(Website and app data records)
==============================
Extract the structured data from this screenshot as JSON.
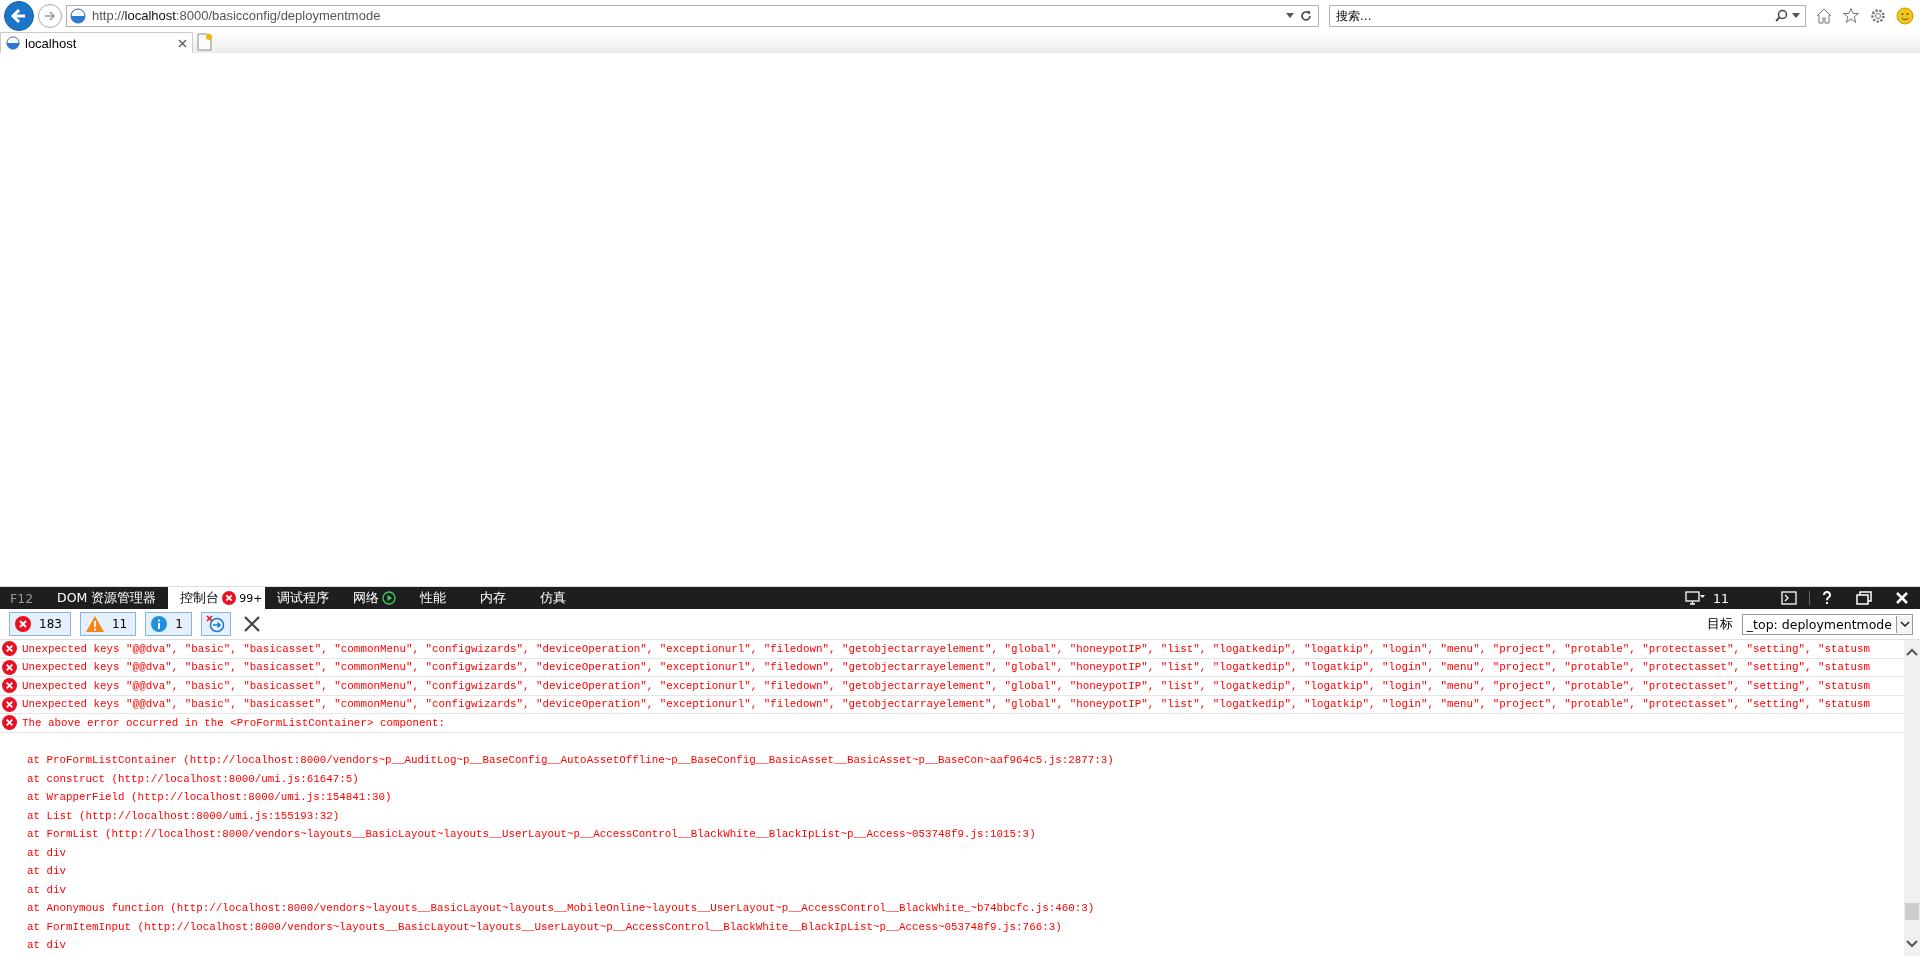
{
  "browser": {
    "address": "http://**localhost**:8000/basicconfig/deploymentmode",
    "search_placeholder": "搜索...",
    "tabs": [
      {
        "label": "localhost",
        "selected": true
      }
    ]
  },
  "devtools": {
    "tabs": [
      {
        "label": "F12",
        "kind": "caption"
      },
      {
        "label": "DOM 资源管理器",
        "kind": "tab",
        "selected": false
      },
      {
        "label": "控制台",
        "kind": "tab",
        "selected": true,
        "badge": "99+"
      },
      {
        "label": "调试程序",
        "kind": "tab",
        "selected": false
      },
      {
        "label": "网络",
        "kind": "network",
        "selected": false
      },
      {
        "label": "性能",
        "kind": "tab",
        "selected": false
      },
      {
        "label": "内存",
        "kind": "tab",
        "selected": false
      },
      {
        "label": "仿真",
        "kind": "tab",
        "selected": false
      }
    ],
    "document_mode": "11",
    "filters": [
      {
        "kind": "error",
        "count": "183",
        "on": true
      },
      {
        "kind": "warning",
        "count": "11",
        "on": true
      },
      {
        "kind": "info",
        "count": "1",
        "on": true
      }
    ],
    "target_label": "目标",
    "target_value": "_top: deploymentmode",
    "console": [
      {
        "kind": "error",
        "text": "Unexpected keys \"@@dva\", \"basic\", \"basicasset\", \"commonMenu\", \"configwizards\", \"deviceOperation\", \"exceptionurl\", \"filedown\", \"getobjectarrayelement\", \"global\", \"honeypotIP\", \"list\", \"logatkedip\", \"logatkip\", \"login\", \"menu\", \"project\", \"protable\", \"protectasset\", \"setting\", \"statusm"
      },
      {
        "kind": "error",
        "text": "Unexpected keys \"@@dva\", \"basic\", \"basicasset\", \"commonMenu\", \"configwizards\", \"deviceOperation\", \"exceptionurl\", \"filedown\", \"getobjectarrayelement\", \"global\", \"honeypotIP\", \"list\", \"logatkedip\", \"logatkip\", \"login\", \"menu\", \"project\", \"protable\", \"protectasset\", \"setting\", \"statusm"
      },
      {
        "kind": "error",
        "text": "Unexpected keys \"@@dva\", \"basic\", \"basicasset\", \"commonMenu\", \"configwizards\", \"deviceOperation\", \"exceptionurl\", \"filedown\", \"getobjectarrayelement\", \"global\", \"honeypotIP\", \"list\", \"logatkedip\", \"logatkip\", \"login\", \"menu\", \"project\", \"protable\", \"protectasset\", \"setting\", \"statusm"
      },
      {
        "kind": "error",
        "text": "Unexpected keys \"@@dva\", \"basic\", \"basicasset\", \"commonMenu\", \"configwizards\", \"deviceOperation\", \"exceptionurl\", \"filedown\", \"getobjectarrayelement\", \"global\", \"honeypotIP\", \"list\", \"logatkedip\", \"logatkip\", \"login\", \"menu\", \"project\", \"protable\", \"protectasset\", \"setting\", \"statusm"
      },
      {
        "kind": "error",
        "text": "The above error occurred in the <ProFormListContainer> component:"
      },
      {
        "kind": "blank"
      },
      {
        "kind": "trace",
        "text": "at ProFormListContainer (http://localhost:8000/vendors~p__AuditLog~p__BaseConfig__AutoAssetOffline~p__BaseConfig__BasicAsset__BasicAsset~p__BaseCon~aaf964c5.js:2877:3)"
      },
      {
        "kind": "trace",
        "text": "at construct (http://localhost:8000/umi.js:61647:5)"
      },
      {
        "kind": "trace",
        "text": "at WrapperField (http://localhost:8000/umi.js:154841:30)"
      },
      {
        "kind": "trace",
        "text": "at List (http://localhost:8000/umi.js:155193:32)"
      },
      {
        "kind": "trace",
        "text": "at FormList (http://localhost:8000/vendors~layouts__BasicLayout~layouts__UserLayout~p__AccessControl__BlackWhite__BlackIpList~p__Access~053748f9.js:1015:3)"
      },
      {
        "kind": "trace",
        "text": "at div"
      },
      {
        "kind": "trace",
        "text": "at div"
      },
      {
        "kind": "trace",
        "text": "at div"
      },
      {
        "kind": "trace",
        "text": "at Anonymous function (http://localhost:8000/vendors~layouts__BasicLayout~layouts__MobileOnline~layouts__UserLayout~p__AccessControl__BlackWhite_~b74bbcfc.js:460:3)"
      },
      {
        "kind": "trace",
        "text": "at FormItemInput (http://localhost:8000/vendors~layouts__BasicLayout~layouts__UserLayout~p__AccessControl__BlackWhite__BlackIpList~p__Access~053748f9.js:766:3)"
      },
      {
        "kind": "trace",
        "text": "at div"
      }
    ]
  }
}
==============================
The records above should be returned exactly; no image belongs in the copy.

Extract the structured data from this screenshot as JSON.
{
  "browser": {
    "address": "http://**localhost**:8000/basicconfig/deploymentmode",
    "search_placeholder": "搜索...",
    "tabs": [
      {
        "label": "localhost",
        "selected": true
      }
    ]
  },
  "devtools": {
    "tabs": [
      {
        "label": "F12",
        "kind": "caption"
      },
      {
        "label": "DOM 资源管理器",
        "kind": "tab",
        "selected": false
      },
      {
        "label": "控制台",
        "kind": "tab",
        "selected": true,
        "badge": "99+"
      },
      {
        "label": "调试程序",
        "kind": "tab",
        "selected": false
      },
      {
        "label": "网络",
        "kind": "network",
        "selected": false
      },
      {
        "label": "性能",
        "kind": "tab",
        "selected": false
      },
      {
        "label": "内存",
        "kind": "tab",
        "selected": false
      },
      {
        "label": "仿真",
        "kind": "tab",
        "selected": false
      }
    ],
    "document_mode": "11",
    "filters": [
      {
        "kind": "error",
        "count": "183",
        "on": true
      },
      {
        "kind": "warning",
        "count": "11",
        "on": true
      },
      {
        "kind": "info",
        "count": "1",
        "on": true
      }
    ],
    "target_label": "目标",
    "target_value": "_top: deploymentmode",
    "console": [
      {
        "kind": "error",
        "text": "Unexpected keys \"@@dva\", \"basic\", \"basicasset\", \"commonMenu\", \"configwizards\", \"deviceOperation\", \"exceptionurl\", \"filedown\", \"getobjectarrayelement\", \"global\", \"honeypotIP\", \"list\", \"logatkedip\", \"logatkip\", \"login\", \"menu\", \"project\", \"protable\", \"protectasset\", \"setting\", \"statusm"
      },
      {
        "kind": "error",
        "text": "Unexpected keys \"@@dva\", \"basic\", \"basicasset\", \"commonMenu\", \"configwizards\", \"deviceOperation\", \"exceptionurl\", \"filedown\", \"getobjectarrayelement\", \"global\", \"honeypotIP\", \"list\", \"logatkedip\", \"logatkip\", \"login\", \"menu\", \"project\", \"protable\", \"protectasset\", \"setting\", \"statusm"
      },
      {
        "kind": "error",
        "text": "Unexpected keys \"@@dva\", \"basic\", \"basicasset\", \"commonMenu\", \"configwizards\", \"deviceOperation\", \"exceptionurl\", \"filedown\", \"getobjectarrayelement\", \"global\", \"honeypotIP\", \"list\", \"logatkedip\", \"logatkip\", \"login\", \"menu\", \"project\", \"protable\", \"protectasset\", \"setting\", \"statusm"
      },
      {
        "kind": "error",
        "text": "Unexpected keys \"@@dva\", \"basic\", \"basicasset\", \"commonMenu\", \"configwizards\", \"deviceOperation\", \"exceptionurl\", \"filedown\", \"getobjectarrayelement\", \"global\", \"honeypotIP\", \"list\", \"logatkedip\", \"logatkip\", \"login\", \"menu\", \"project\", \"protable\", \"protectasset\", \"setting\", \"statusm"
      },
      {
        "kind": "error",
        "text": "The above error occurred in the <ProFormListContainer> component:"
      },
      {
        "kind": "blank"
      },
      {
        "kind": "trace",
        "text": "at ProFormListContainer (http://localhost:8000/vendors~p__AuditLog~p__BaseConfig__AutoAssetOffline~p__BaseConfig__BasicAsset__BasicAsset~p__BaseCon~aaf964c5.js:2877:3)"
      },
      {
        "kind": "trace",
        "text": "at construct (http://localhost:8000/umi.js:61647:5)"
      },
      {
        "kind": "trace",
        "text": "at WrapperField (http://localhost:8000/umi.js:154841:30)"
      },
      {
        "kind": "trace",
        "text": "at List (http://localhost:8000/umi.js:155193:32)"
      },
      {
        "kind": "trace",
        "text": "at FormList (http://localhost:8000/vendors~layouts__BasicLayout~layouts__UserLayout~p__AccessControl__BlackWhite__BlackIpList~p__Access~053748f9.js:1015:3)"
      },
      {
        "kind": "trace",
        "text": "at div"
      },
      {
        "kind": "trace",
        "text": "at div"
      },
      {
        "kind": "trace",
        "text": "at div"
      },
      {
        "kind": "trace",
        "text": "at Anonymous function (http://localhost:8000/vendors~layouts__BasicLayout~layouts__MobileOnline~layouts__UserLayout~p__AccessControl__BlackWhite_~b74bbcfc.js:460:3)"
      },
      {
        "kind": "trace",
        "text": "at FormItemInput (http://localhost:8000/vendors~layouts__BasicLayout~layouts__UserLayout~p__AccessControl__BlackWhite__BlackIpList~p__Access~053748f9.js:766:3)"
      },
      {
        "kind": "trace",
        "text": "at div"
      }
    ]
  }
}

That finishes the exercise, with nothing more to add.